- "require changes in tobacco products to make them less toxic"; and
- "provide FDA authority over tobacco products just like the authority it has over drugs, medical devices, and other products we consume."
The FDA legislation allows the Agency to require the reduction or elimination of specific tobacco constituents, but not in a way that fundamentally changes the design of the product (for that would conflict with the bill's provision that it cannot ban any specific class of cigarette). Because there are over 4,000 toxins and more than 40 carcinogens, there is absolutely no evidence and certainly no substantiation for a claim that elimination of a few of these components would have any effect in terms of making tobacco products less toxic.
Thus, in claiming that the removal of some of the components in tobacco smoke will make cigarettes less toxic, the Campaign for Tobacco-Free Kids is essentially making an unsubstantiated health claim.
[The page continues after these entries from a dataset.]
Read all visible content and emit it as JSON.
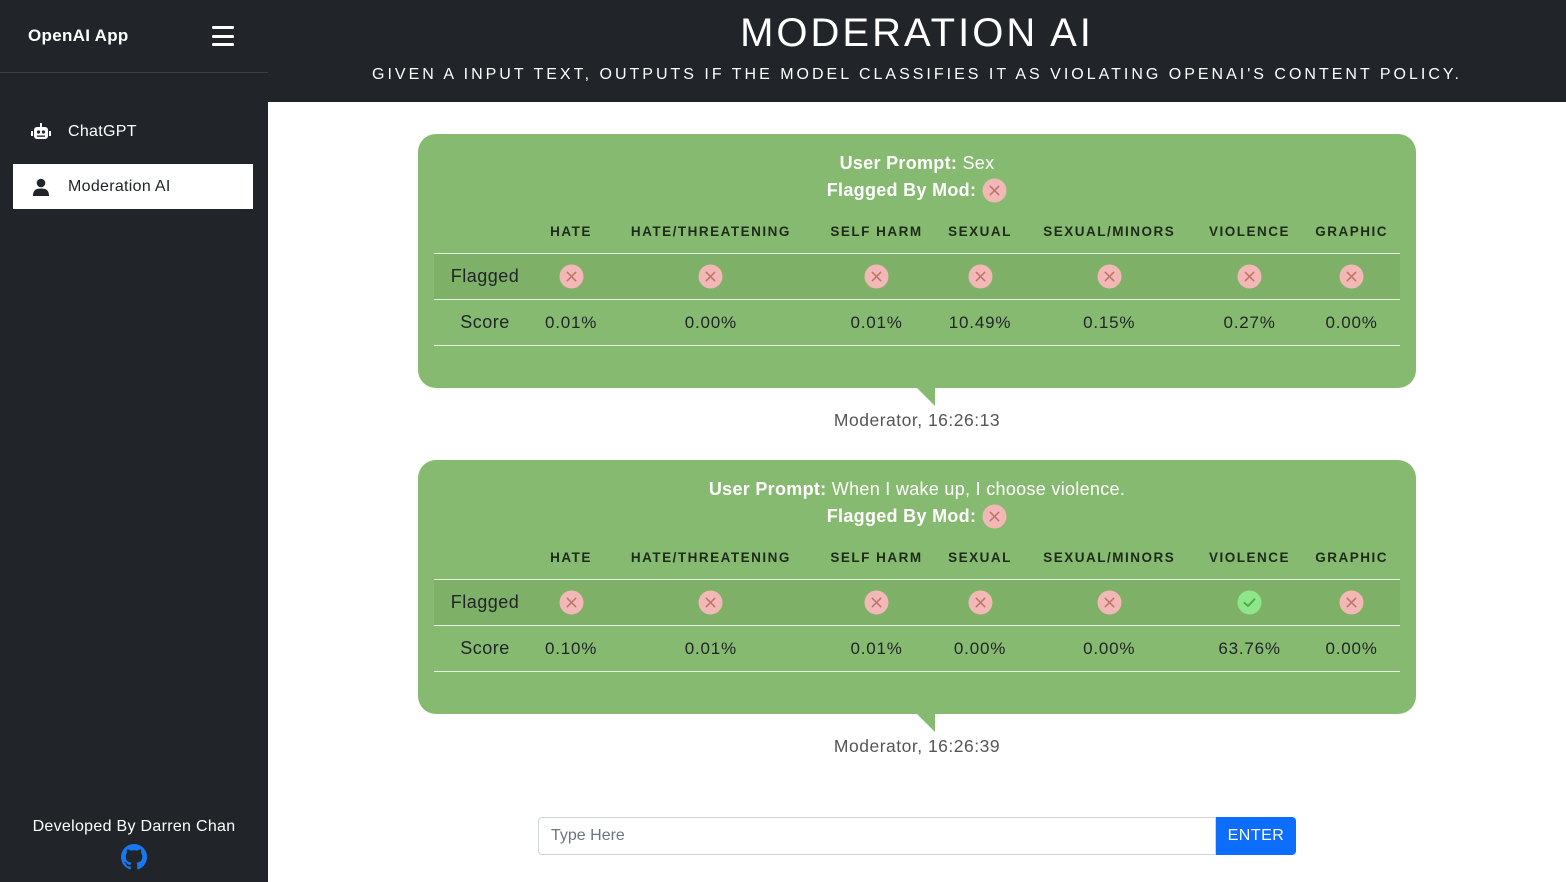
{
  "sidebar": {
    "brand": "OpenAI App",
    "items": [
      {
        "label": "ChatGPT",
        "icon": "robot-icon",
        "active": false
      },
      {
        "label": "Moderation AI",
        "icon": "user-icon",
        "active": true
      }
    ],
    "footer": "Developed By Darren Chan",
    "footer_icon": "github-icon"
  },
  "header": {
    "title": "MODERATION AI",
    "subtitle": "Given a input text, outputs if the model classifies it as violating OpenAI's content policy."
  },
  "columns": [
    "HATE",
    "HATE/THREATENING",
    "SELF HARM",
    "SEXUAL",
    "SEXUAL/MINORS",
    "VIOLENCE",
    "GRAPHIC"
  ],
  "labels": {
    "user_prompt": "User Prompt:",
    "flagged_by_mod": "Flagged By Mod:",
    "flagged_row": "Flagged",
    "score_row": "Score"
  },
  "messages": [
    {
      "prompt": "Sex",
      "flagged_by_mod": false,
      "flags": [
        false,
        false,
        false,
        false,
        false,
        false,
        false
      ],
      "scores": [
        "0.01%",
        "0.00%",
        "0.01%",
        "10.49%",
        "0.15%",
        "0.27%",
        "0.00%"
      ],
      "meta": "Moderator, 16:26:13"
    },
    {
      "prompt": "When I wake up, I choose violence.",
      "flagged_by_mod": false,
      "flags": [
        false,
        false,
        false,
        false,
        false,
        true,
        false
      ],
      "scores": [
        "0.10%",
        "0.01%",
        "0.01%",
        "0.00%",
        "0.00%",
        "63.76%",
        "0.00%"
      ],
      "meta": "Moderator, 16:26:39"
    }
  ],
  "input": {
    "placeholder": "Type Here",
    "value": "",
    "button": "ENTER"
  },
  "colors": {
    "sidebar_bg": "#212529",
    "bubble": "#87ba71",
    "flag_false_bg": "#f2b8b5",
    "flag_true_bg": "#8ee58a",
    "button": "#0d6efd"
  }
}
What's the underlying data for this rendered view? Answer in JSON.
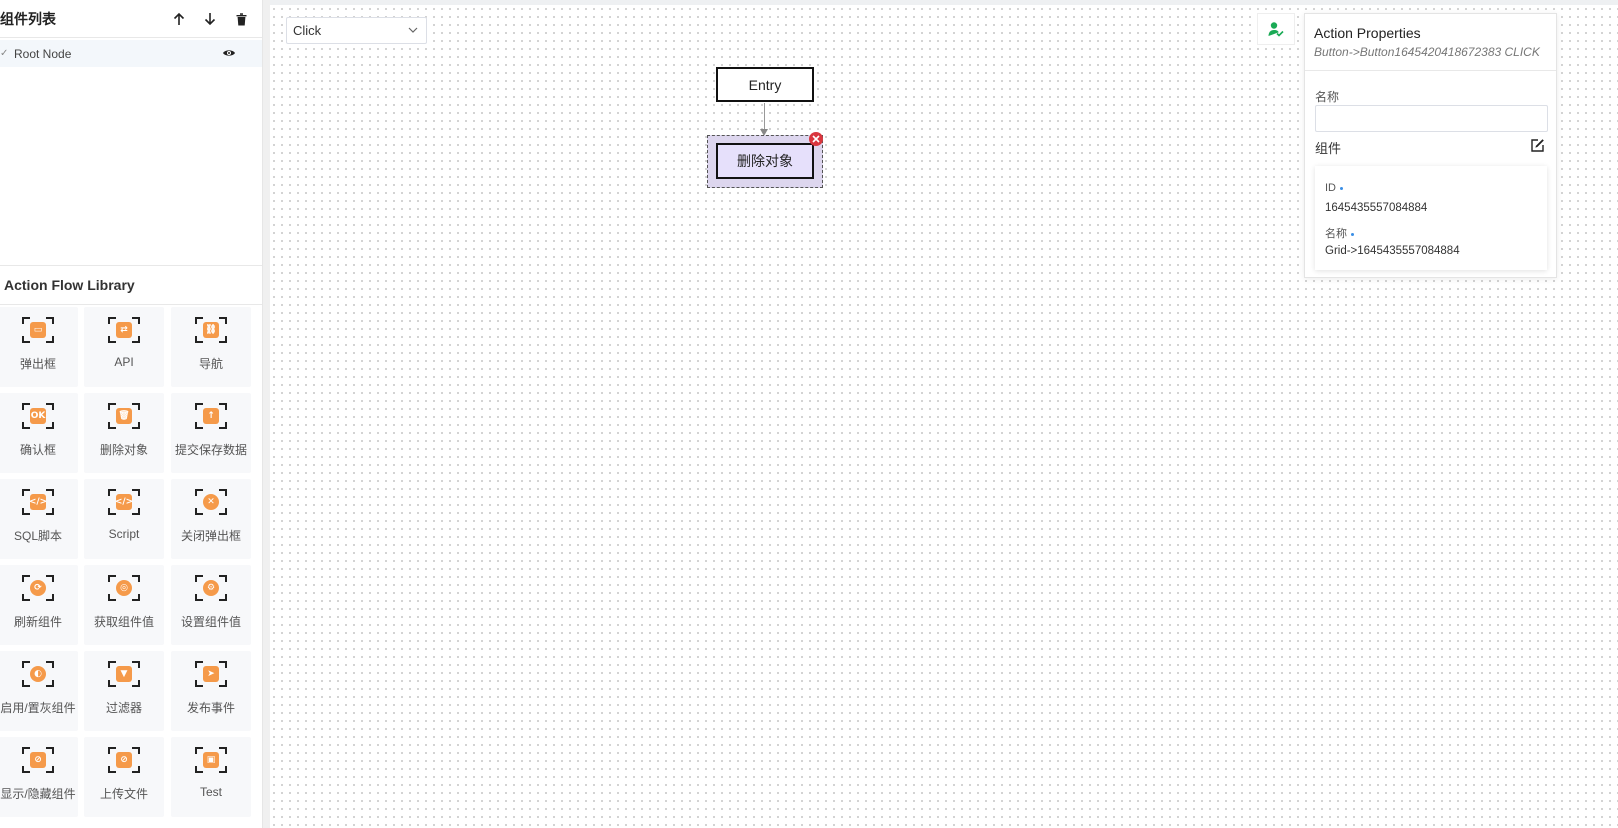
{
  "component_tree": {
    "title": "组件列表",
    "move_up_icon": "arrow-up-icon",
    "move_down_icon": "arrow-down-icon",
    "delete_icon": "trash-icon",
    "root": {
      "label": "Root Node",
      "visibility_icon": "eye-icon"
    }
  },
  "library": {
    "title": "Action Flow Library",
    "items": [
      {
        "label": "弹出框",
        "icon": "popup-icon",
        "glyph": "▭"
      },
      {
        "label": "API",
        "icon": "api-icon",
        "glyph": "⇄"
      },
      {
        "label": "导航",
        "icon": "navigate-icon",
        "glyph": "⛓"
      },
      {
        "label": "确认框",
        "icon": "confirm-icon",
        "glyph": "OK"
      },
      {
        "label": "删除对象",
        "icon": "delete-object-icon",
        "glyph": "🗑"
      },
      {
        "label": "提交保存数据",
        "icon": "submit-icon",
        "glyph": "↑"
      },
      {
        "label": "SQL脚本",
        "icon": "sql-icon",
        "glyph": "</>"
      },
      {
        "label": "Script",
        "icon": "script-icon",
        "glyph": "</>"
      },
      {
        "label": "关闭弹出框",
        "icon": "close-popup-icon",
        "glyph": "✕"
      },
      {
        "label": "刷新组件",
        "icon": "refresh-icon",
        "glyph": "⟳"
      },
      {
        "label": "获取组件值",
        "icon": "get-value-icon",
        "glyph": "◎"
      },
      {
        "label": "设置组件值",
        "icon": "set-value-icon",
        "glyph": "⚙"
      },
      {
        "label": "启用/置灰组件",
        "icon": "toggle-icon",
        "glyph": "◐"
      },
      {
        "label": "过滤器",
        "icon": "filter-icon",
        "glyph": "▼"
      },
      {
        "label": "发布事件",
        "icon": "publish-icon",
        "glyph": "➤"
      },
      {
        "label": "显示/隐藏组件",
        "icon": "visibility-icon",
        "glyph": "⊘"
      },
      {
        "label": "上传文件",
        "icon": "upload-icon",
        "glyph": "⊘"
      },
      {
        "label": "Test",
        "icon": "test-icon",
        "glyph": "▣"
      }
    ]
  },
  "canvas": {
    "event_select": {
      "value": "Click",
      "icon": "chevron-down-icon"
    },
    "nodes": {
      "entry": "Entry",
      "action": "删除对象"
    },
    "user_button_icon": "user-check-icon",
    "remove_node_icon": "close-circle-icon"
  },
  "properties": {
    "title": "Action Properties",
    "subtitle": "Button->Button1645420418672383 CLICK",
    "name_label": "名称",
    "name_value": "",
    "component_label": "组件",
    "edit_icon": "edit-icon",
    "component": {
      "id_label": "ID",
      "id_value": "1645435557084884",
      "name_label": "名称",
      "name_value": "Grid->1645435557084884"
    }
  },
  "colors": {
    "accent_orange": "#f59a4a",
    "node_fill": "#e6e0fb",
    "danger": "#d9363e",
    "user_green": "#1aaa55"
  }
}
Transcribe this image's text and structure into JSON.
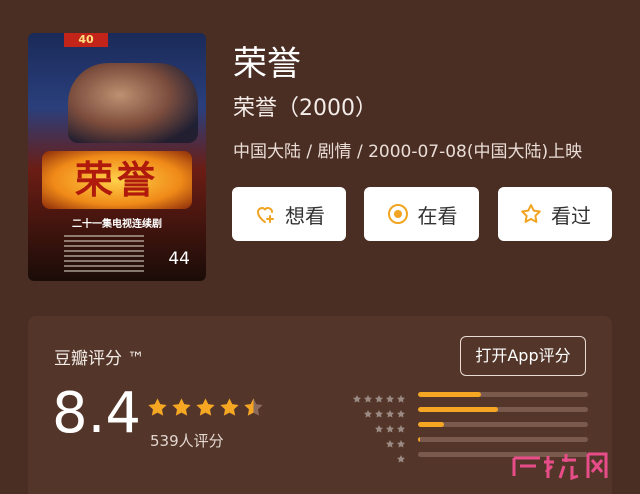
{
  "movie": {
    "title": "荣誉",
    "subtitle": "荣誉（2000）",
    "meta": "中国大陆 / 剧情 / 2000-07-08(中国大陆)上映",
    "poster": {
      "logo_text": "荣誉",
      "subline": "二十一集电视连续剧",
      "episode_count": "44"
    }
  },
  "actions": [
    {
      "label": "想看",
      "icon": "heart-plus-icon"
    },
    {
      "label": "在看",
      "icon": "target-dot-icon"
    },
    {
      "label": "看过",
      "icon": "star-outline-icon"
    }
  ],
  "rating": {
    "label": "豆瓣评分 ™",
    "app_button": "打开App评分",
    "score": "8.4",
    "stars": 4.5,
    "count": "539人评分",
    "distribution": [
      {
        "stars": 5,
        "fraction": 0.37
      },
      {
        "stars": 4,
        "fraction": 0.47
      },
      {
        "stars": 3,
        "fraction": 0.15
      },
      {
        "stars": 2,
        "fraction": 0.01
      },
      {
        "stars": 1,
        "fraction": 0.0
      }
    ]
  },
  "colors": {
    "background": "#4a2e24",
    "card": "#533629",
    "star": "#f5a623",
    "icon_accent": "#f0a422"
  },
  "watermark": "广西龙网"
}
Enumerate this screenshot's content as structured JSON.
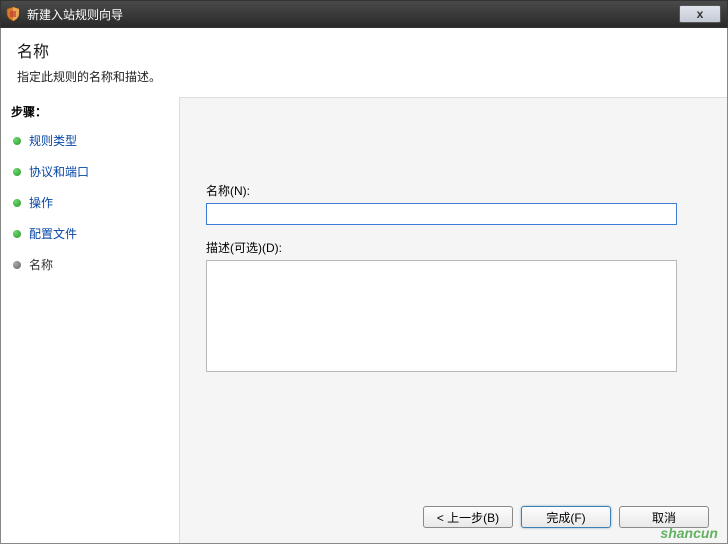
{
  "titlebar": {
    "title": "新建入站规则向导",
    "close_label": "x"
  },
  "header": {
    "title": "名称",
    "subtitle": "指定此规则的名称和描述。"
  },
  "sidebar": {
    "steps_label": "步骤：",
    "items": [
      {
        "label": "规则类型",
        "current": false
      },
      {
        "label": "协议和端口",
        "current": false
      },
      {
        "label": "操作",
        "current": false
      },
      {
        "label": "配置文件",
        "current": false
      },
      {
        "label": "名称",
        "current": true
      }
    ]
  },
  "form": {
    "name_label": "名称(N):",
    "name_value": "",
    "desc_label": "描述(可选)(D):",
    "desc_value": ""
  },
  "buttons": {
    "back": "< 上一步(B)",
    "finish": "完成(F)",
    "cancel": "取消"
  },
  "watermark": "shancun"
}
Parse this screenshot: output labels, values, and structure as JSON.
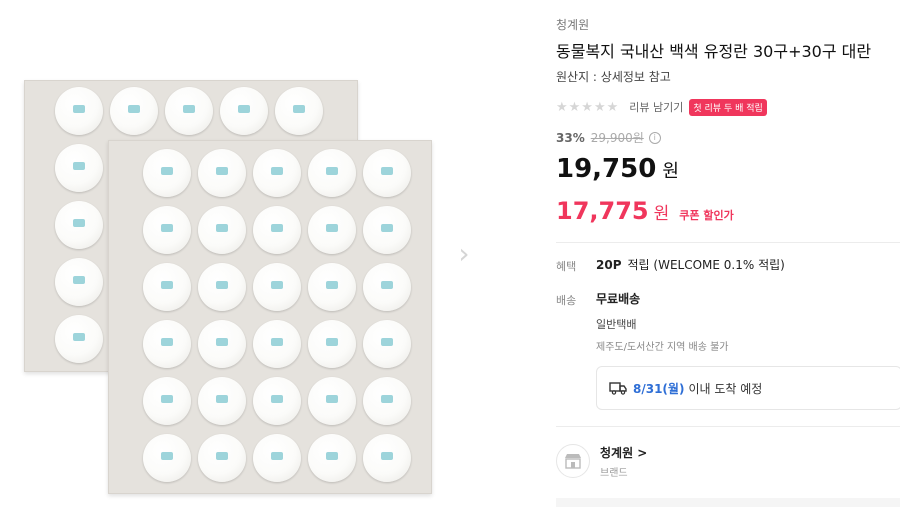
{
  "product": {
    "brand_top": "청계원",
    "title": "동물복지 국내산 백색 유정란 30구+30구 대란",
    "origin": "원산지 : 상세정보 참고",
    "rating_stars": "★★★★★",
    "review_link": "리뷰 남기기",
    "review_badge": "첫 리뷰 두 배 적립",
    "discount": "33%",
    "original_price": "29,900원",
    "info_icon": "i",
    "price": "19,750",
    "price_unit": "원",
    "coupon_price": "17,775",
    "coupon_unit": "원",
    "coupon_label": "쿠폰 할인가"
  },
  "benefit": {
    "label": "혜택",
    "points": "20P",
    "text": "적립 (WELCOME 0.1% 적립)"
  },
  "shipping": {
    "label": "배송",
    "main": "무료배송",
    "type": "일반택배",
    "note": "제주도/도서산간 지역 배송 불가",
    "delivery_date": "8/31(월)",
    "delivery_text": "이내 도착 예정"
  },
  "store": {
    "name": "청계원 >",
    "sub": "브랜드"
  },
  "gallery": {
    "next_arrow": "›"
  },
  "colors": {
    "accent_pink": "#f0365c",
    "delivery_blue": "#2f6fd6"
  }
}
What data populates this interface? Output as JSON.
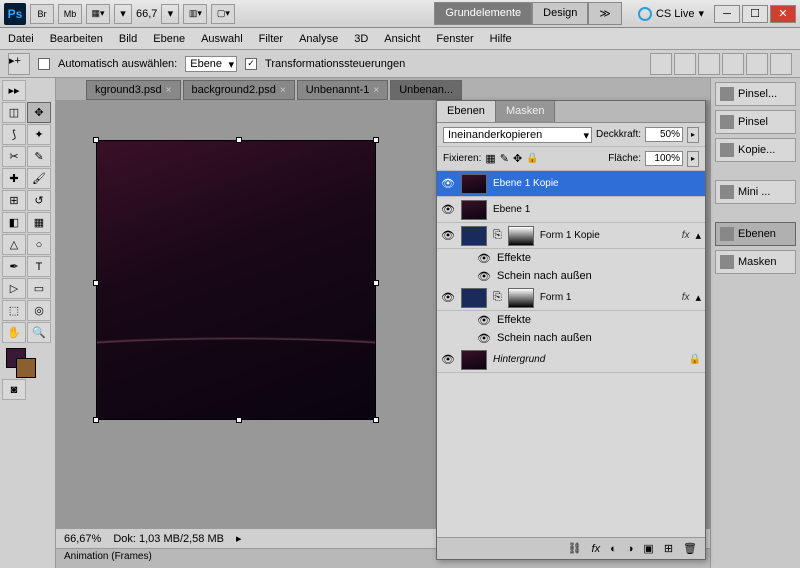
{
  "titlebar": {
    "zoom_value": "66,7",
    "workspace_active": "Grundelemente",
    "workspace_other": "Design",
    "cslive": "CS Live"
  },
  "menu": [
    "Datei",
    "Bearbeiten",
    "Bild",
    "Ebene",
    "Auswahl",
    "Filter",
    "Analyse",
    "3D",
    "Ansicht",
    "Fenster",
    "Hilfe"
  ],
  "options": {
    "auto_select": "Automatisch auswählen:",
    "auto_select_value": "Ebene",
    "transform_controls": "Transformationssteuerungen"
  },
  "doctabs": [
    {
      "label": "kground3.psd"
    },
    {
      "label": "background2.psd"
    },
    {
      "label": "Unbenannt-1"
    },
    {
      "label": "Unbenan..."
    }
  ],
  "status": {
    "zoom": "66,67%",
    "docinfo": "Dok: 1,03 MB/2,58 MB"
  },
  "bottom_tab": "Animation (Frames)",
  "layers_panel": {
    "tab_layers": "Ebenen",
    "tab_masks": "Masken",
    "blend_mode": "Ineinanderkopieren",
    "opacity_label": "Deckkraft:",
    "opacity_value": "50%",
    "lock_label": "Fixieren:",
    "fill_label": "Fläche:",
    "fill_value": "100%",
    "layers": [
      {
        "name": "Ebene 1 Kopie",
        "selected": true
      },
      {
        "name": "Ebene 1"
      },
      {
        "name": "Form 1 Kopie",
        "fx": true,
        "shape": true
      },
      {
        "name": "Form 1",
        "fx": true,
        "shape": true
      },
      {
        "name": "Hintergrund",
        "locked": true,
        "italic": true
      }
    ],
    "effects_label": "Effekte",
    "glow_label": "Schein nach außen"
  },
  "dock": {
    "items": [
      "Pinsel...",
      "Pinsel",
      "Kopie...",
      "Mini ...",
      "Ebenen",
      "Masken"
    ]
  }
}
Yet in the same action alert, the Campaign asserts that we must "stop tobacco companies from misleading the public about the health consequences of using their products." Perhaps the Campaign should first set an example by discontinuing its propaganda which is misleading public health advocates, policy makers, and the public about the potential health consequences of using products with somewhat fewer than 4,000 toxins and somewhat fewer than 40 carcinogens. At least until there is scientific substantiation that that performance standards as established by FDA would indeed make cigarettes less toxic and reduce disease rates.
A more fundamental and more irresponsible misrepresentation of the legislation is the Campaign's claim that it would "provide FDA authority over tobacco products just like the authority it has over drugs, medical devices, and other products we consume." The truth is that the legislation gives FDA authority over tobacco products which is nothing like its authority over drugs, medical devices, and other products we consume.
By misleading its own constituents about the information that is essential for a decision about the merits of this important policy proposal, the Campaign for Tobacco-Free Kids is shirking its ethical responsibilities under the Public Health Code of Ethics.
I think it is time for new leadership in the tobacco control movement. Can we begin by having some integrity and a commitment to revealing the truth?